A row of bangs greets me at the gallery door and welcomes me, with a touch of textile softness, into an exhibition that is at once both cool and closed and warm and open. This rare and intriguing ambivalence questions the validity of the art world’s obsession with transparency and revelation. These mop bangs adorn both the entry and back wall of the space. Mop fringe also adorns the floor along the baseboards, soft anemone tentacles that pull me in.
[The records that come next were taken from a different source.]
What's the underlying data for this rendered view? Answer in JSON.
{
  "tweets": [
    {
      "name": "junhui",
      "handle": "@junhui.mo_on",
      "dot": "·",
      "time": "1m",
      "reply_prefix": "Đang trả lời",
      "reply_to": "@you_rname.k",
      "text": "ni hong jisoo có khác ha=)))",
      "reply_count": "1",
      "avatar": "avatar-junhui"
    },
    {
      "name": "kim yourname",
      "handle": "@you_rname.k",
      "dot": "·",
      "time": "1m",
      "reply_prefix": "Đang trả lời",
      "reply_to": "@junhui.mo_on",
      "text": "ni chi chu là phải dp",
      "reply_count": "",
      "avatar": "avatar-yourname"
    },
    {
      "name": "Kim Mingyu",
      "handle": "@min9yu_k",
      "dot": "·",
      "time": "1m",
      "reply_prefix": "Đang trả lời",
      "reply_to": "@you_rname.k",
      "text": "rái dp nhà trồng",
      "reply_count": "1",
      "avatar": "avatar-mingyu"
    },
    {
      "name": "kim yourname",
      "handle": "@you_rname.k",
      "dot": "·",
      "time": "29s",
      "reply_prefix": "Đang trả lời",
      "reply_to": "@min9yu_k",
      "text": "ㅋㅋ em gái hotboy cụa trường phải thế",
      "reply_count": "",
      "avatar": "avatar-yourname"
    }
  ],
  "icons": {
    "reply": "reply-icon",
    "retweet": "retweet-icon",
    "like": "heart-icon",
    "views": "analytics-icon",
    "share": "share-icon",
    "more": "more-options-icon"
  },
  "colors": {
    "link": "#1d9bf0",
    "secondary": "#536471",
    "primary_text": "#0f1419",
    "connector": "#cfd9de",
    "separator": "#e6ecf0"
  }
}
Mopping Up is full of tactile pleasures from latch hooked mop strands to highly textural paintings. Dorn Richards, who describes her hair as moppy, recalls her mother calling her a mophead as a teen. With this added context, the paintings become self-portraits, mop heads, capturing a mood or feeling in the gesture of simple forms, complicated by the maximal use of texture.
After the initial sensory experience, I begin to muse: Why mops? What does it mean to work with mops? textiles? craft? Is this women’s work? labor? The art objects, in their messy, wild state, refuse to be hemmed in. They are an investigation of independence, as Dorn Richards thoughtfully notes, “The form needed to rely on itself.”
A pair of small paintings, Mop XXI and Mop XXII, converse about shape and texture. Each is a stray strand of mop, cut during production of the latch hooking project that adorns the same wall. Other artists would ignore these scraps, but Dorn Richards looks at the overlooked and asks others to do the same.
Mop XXV, composed of latch hook and snow fence, draws in and then envelopes me as I approach. The 8 x 4 foot wall hanging provides warmth and comfort like a blanket on a snowy afternoon. Mop XXV manipulates the minimalism of geometric abstraction, conjuring Agnes Martin and Eva Hesse.
Finishing out the wall, Mop XXIII is a protest sign; mop handle and oil painting combine in the imagery of dissent. Dorn Richards uses the tools and materials of women’s work (a mop handle, her own painting) and and her own particular visual vocabulary (maximal texture, outlines that function as negative space, and her unique mop form) to call attention to feminist issues.
Mopping Up is an unusually successful solo exhibition. With an entry point of humor and softness, it is a holistic experience that examines memories of the past, compels a vital dialogue about issues of the present, and proposes a new possibilities for the future. Dorn Richards has created an exhibition that relies on itself. She is mopping up.